• **PROBLEM TO WORK ON**
Across the material below, how many lines contain the word "最新建设项目工程总承包管理规范实施手册"? Respond with the number only.

• **EXTRACTED RECORDS**

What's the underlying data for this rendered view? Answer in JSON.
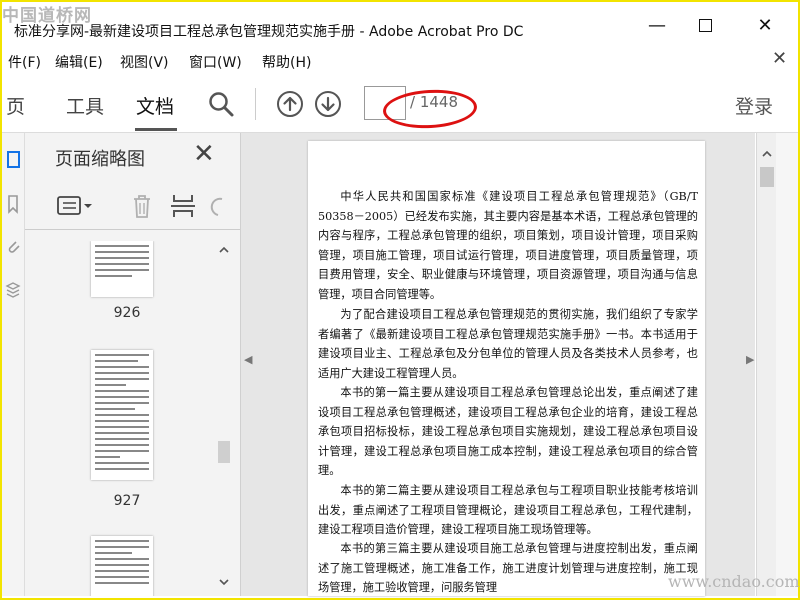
{
  "watermark": {
    "top_left": "中国道桥网",
    "bottom_right": "www.cndao.com"
  },
  "window": {
    "title": "标准分享网-最新建设项目工程总承包管理规范实施手册 - Adobe Acrobat Pro DC",
    "controls": {
      "minimize": "—",
      "close": "✕"
    }
  },
  "menubar": {
    "items": [
      "件(F)",
      "编辑(E)",
      "视图(V)",
      "窗口(W)",
      "帮助(H)"
    ],
    "close_doc": "✕"
  },
  "toolbar": {
    "tabs": [
      "页",
      "工具",
      "文档"
    ],
    "active_tab": "文档",
    "page_input_value": "",
    "page_total": "/ 1448",
    "login": "登录",
    "icons": [
      "search-icon",
      "arrow-up-icon",
      "arrow-down-icon"
    ]
  },
  "thumbnails_panel": {
    "title": "页面缩略图",
    "close": "✕",
    "tools": [
      "options-icon",
      "delete-icon",
      "extract-icon",
      "rotate-icon"
    ],
    "pages": [
      {
        "label": "926"
      },
      {
        "label": "927"
      },
      {
        "label": ""
      }
    ]
  },
  "document": {
    "paragraphs": [
      "中华人民共和国国家标准《建设项目工程总承包管理规范》（GB/T 50358－2005）已经发布实施，其主要内容是基本术语，工程总承包管理的内容与程序，工程总承包管理的组织，项目策划，项目设计管理，项目采购管理，项目施工管理，项目试运行管理，项目进度管理，项目质量管理，项目费用管理，安全、职业健康与环境管理，项目资源管理，项目沟通与信息管理，项目合同管理等。",
      "为了配合建设项目工程总承包管理规范的贯彻实施，我们组织了专家学者编著了《最新建设项目工程总承包管理规范实施手册》一书。本书适用于建设项目业主、工程总承包及分包单位的管理人员及各类技术人员参考，也适用广大建设工程管理人员。",
      "本书的第一篇主要从建设项目工程总承包管理总论出发，重点阐述了建设项目工程总承包管理概述，建设项目工程总承包企业的培育，建设工程总承包项目招标投标，建设工程总承包项目实施规划，建设工程总承包项目设计管理，建设工程总承包项目施工成本控制，建设工程总承包项目的综合管理。",
      "本书的第二篇主要从建设项目工程总承包与工程项目职业技能考核培训出发，重点阐述了工程项目管理概论，建设项目工程总承包，工程代建制，建设工程项目造价管理，建设工程项目施工现场管理等。",
      "本书的第三篇主要从建设项目施工总承包管理与进度控制出发，重点阐述了施工管理概述，施工准备工作，施工进度计划管理与进度控制，施工现场管理，施工验收管理，问服务管理"
    ]
  }
}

• **RESULT OF THIS TASK**
2